__The records__:
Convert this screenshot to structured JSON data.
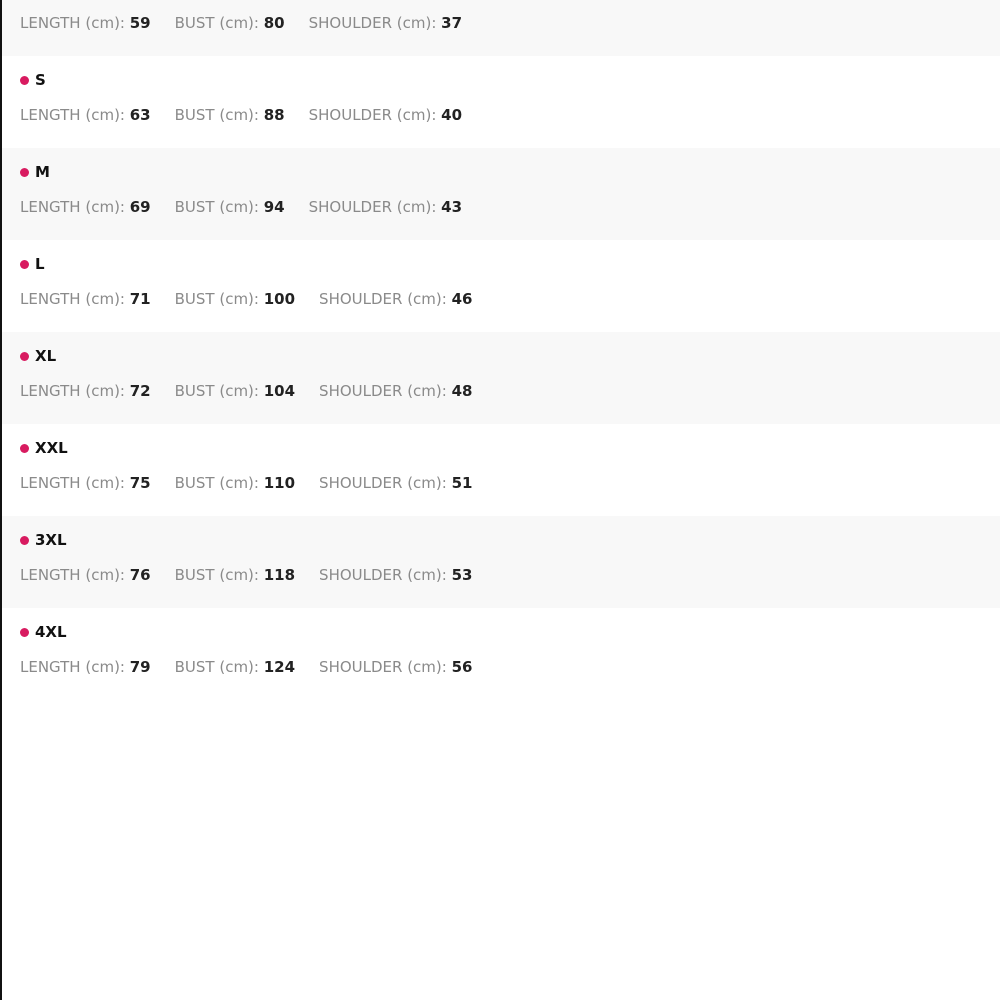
{
  "accent_color": "#d81b60",
  "labels": {
    "length": "LENGTH (cm): ",
    "bust": "BUST (cm): ",
    "shoulder": "SHOULDER (cm): "
  },
  "sizes": [
    {
      "name": "",
      "length": "59",
      "bust": "80",
      "shoulder": "37"
    },
    {
      "name": "S",
      "length": "63",
      "bust": "88",
      "shoulder": "40"
    },
    {
      "name": "M",
      "length": "69",
      "bust": "94",
      "shoulder": "43"
    },
    {
      "name": "L",
      "length": "71",
      "bust": "100",
      "shoulder": "46"
    },
    {
      "name": "XL",
      "length": "72",
      "bust": "104",
      "shoulder": "48"
    },
    {
      "name": "XXL",
      "length": "75",
      "bust": "110",
      "shoulder": "51"
    },
    {
      "name": "3XL",
      "length": "76",
      "bust": "118",
      "shoulder": "53"
    },
    {
      "name": "4XL",
      "length": "79",
      "bust": "124",
      "shoulder": "56"
    }
  ]
}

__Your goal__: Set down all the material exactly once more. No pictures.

__Result of this exercise__:
Convert this screenshot to structured JSON data.
{
  "accent_color": "#d81b60",
  "labels": {
    "length": "LENGTH (cm): ",
    "bust": "BUST (cm): ",
    "shoulder": "SHOULDER (cm): "
  },
  "sizes": [
    {
      "name": "",
      "length": "59",
      "bust": "80",
      "shoulder": "37"
    },
    {
      "name": "S",
      "length": "63",
      "bust": "88",
      "shoulder": "40"
    },
    {
      "name": "M",
      "length": "69",
      "bust": "94",
      "shoulder": "43"
    },
    {
      "name": "L",
      "length": "71",
      "bust": "100",
      "shoulder": "46"
    },
    {
      "name": "XL",
      "length": "72",
      "bust": "104",
      "shoulder": "48"
    },
    {
      "name": "XXL",
      "length": "75",
      "bust": "110",
      "shoulder": "51"
    },
    {
      "name": "3XL",
      "length": "76",
      "bust": "118",
      "shoulder": "53"
    },
    {
      "name": "4XL",
      "length": "79",
      "bust": "124",
      "shoulder": "56"
    }
  ]
}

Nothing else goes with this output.